• What is expected
Give only the number of lines in the records that contain the word "fotbale".

Page and application data records
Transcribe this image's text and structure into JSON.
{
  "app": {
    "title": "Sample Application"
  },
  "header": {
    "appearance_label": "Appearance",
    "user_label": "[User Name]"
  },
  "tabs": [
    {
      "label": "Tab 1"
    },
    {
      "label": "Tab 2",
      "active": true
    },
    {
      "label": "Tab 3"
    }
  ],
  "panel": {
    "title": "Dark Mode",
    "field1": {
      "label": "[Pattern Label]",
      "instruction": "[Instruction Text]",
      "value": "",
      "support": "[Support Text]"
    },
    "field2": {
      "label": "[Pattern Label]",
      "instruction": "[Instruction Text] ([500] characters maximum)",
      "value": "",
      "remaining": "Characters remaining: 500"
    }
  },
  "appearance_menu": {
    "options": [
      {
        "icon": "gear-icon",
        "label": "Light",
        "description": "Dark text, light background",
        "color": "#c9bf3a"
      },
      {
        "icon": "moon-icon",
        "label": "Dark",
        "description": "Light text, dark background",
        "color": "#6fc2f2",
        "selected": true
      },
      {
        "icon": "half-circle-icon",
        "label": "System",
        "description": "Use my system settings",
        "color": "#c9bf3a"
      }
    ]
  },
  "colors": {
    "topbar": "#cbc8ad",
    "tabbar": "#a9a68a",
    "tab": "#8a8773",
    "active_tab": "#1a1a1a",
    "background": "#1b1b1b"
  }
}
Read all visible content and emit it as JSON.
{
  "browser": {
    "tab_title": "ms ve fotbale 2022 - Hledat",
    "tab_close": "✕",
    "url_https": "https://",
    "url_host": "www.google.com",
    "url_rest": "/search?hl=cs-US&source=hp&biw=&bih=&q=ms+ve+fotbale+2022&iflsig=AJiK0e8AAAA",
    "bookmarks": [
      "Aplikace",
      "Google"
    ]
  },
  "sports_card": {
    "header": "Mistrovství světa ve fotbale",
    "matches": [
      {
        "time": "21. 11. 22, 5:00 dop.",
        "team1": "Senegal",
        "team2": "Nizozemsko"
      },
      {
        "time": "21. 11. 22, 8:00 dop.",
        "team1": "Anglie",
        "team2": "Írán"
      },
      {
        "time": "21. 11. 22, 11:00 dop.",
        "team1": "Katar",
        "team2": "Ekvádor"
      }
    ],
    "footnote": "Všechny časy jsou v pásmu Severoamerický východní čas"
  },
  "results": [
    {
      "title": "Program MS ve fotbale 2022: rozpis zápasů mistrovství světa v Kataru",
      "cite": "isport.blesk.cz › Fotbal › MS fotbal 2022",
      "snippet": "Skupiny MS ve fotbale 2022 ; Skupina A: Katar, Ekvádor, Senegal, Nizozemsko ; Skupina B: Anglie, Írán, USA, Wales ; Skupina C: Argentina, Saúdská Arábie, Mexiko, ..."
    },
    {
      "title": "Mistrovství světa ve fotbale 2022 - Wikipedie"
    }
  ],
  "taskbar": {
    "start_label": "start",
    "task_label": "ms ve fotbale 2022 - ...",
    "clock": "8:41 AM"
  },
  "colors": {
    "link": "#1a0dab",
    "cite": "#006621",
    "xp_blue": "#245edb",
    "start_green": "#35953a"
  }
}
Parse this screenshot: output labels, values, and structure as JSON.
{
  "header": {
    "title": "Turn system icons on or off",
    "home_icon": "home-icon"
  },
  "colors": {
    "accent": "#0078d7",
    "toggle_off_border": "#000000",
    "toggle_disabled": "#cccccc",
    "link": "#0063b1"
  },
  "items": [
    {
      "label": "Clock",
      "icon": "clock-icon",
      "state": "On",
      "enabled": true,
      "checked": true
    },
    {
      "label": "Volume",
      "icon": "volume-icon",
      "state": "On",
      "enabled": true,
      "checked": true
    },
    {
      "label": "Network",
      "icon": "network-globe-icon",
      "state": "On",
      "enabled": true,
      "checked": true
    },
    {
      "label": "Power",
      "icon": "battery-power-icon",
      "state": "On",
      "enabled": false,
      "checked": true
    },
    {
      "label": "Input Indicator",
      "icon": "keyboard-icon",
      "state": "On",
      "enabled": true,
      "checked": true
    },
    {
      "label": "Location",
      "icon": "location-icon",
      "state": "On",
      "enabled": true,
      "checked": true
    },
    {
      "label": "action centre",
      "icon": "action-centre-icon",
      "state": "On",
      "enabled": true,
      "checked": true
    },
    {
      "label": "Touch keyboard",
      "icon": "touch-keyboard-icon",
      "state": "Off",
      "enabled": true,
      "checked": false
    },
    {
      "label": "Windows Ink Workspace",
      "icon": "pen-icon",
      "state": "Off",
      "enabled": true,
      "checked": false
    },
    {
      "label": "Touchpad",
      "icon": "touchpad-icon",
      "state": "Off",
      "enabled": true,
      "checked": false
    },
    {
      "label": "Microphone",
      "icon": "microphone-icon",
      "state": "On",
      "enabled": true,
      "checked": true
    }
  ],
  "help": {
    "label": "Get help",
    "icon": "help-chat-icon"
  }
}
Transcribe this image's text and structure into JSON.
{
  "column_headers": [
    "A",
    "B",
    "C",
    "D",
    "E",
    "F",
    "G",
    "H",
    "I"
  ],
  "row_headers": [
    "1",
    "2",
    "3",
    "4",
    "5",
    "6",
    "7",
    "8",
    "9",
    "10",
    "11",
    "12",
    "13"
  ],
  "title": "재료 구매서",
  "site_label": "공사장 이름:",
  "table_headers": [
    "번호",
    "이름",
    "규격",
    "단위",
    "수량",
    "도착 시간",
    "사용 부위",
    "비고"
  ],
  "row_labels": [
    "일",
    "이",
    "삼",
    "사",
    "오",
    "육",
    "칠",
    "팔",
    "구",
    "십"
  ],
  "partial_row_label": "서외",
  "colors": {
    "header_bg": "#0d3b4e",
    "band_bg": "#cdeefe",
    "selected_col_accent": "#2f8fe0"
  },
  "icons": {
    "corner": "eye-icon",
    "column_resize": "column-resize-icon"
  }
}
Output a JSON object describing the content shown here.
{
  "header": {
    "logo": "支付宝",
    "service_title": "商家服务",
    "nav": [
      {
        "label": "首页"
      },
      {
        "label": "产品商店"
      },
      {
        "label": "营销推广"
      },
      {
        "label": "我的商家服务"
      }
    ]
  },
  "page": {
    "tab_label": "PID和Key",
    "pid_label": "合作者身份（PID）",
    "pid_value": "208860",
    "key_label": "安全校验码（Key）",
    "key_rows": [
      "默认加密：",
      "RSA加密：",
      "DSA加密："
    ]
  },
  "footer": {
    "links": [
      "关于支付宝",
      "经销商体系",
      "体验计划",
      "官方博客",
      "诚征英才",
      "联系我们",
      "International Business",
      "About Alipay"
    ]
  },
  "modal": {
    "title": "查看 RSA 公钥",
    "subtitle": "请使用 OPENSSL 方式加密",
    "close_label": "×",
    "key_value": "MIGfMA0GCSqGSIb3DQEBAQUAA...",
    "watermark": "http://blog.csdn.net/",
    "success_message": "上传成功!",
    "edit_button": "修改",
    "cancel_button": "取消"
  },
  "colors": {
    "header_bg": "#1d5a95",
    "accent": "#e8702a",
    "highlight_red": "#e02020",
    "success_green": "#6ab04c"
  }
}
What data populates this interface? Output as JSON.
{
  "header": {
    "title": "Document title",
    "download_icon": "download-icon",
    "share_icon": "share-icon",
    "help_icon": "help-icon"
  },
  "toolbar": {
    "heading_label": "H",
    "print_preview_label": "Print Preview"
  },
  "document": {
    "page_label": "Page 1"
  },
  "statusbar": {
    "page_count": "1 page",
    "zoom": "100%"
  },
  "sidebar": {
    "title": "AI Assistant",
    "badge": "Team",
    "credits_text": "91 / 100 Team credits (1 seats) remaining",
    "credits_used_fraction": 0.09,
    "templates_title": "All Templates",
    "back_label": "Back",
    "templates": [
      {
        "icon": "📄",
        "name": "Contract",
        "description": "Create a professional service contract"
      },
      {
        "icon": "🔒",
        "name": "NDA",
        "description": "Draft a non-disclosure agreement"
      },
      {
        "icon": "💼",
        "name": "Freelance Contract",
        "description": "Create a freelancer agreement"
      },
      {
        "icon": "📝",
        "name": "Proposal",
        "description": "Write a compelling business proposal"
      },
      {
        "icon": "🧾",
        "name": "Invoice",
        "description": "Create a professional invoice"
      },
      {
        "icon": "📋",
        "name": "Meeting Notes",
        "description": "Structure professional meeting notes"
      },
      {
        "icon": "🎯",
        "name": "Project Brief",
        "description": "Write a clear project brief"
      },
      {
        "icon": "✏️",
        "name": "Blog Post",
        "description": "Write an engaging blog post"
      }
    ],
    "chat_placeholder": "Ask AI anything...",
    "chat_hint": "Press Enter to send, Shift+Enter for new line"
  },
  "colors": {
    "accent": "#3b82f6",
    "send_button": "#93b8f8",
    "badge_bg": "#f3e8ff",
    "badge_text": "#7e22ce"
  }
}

• Output
7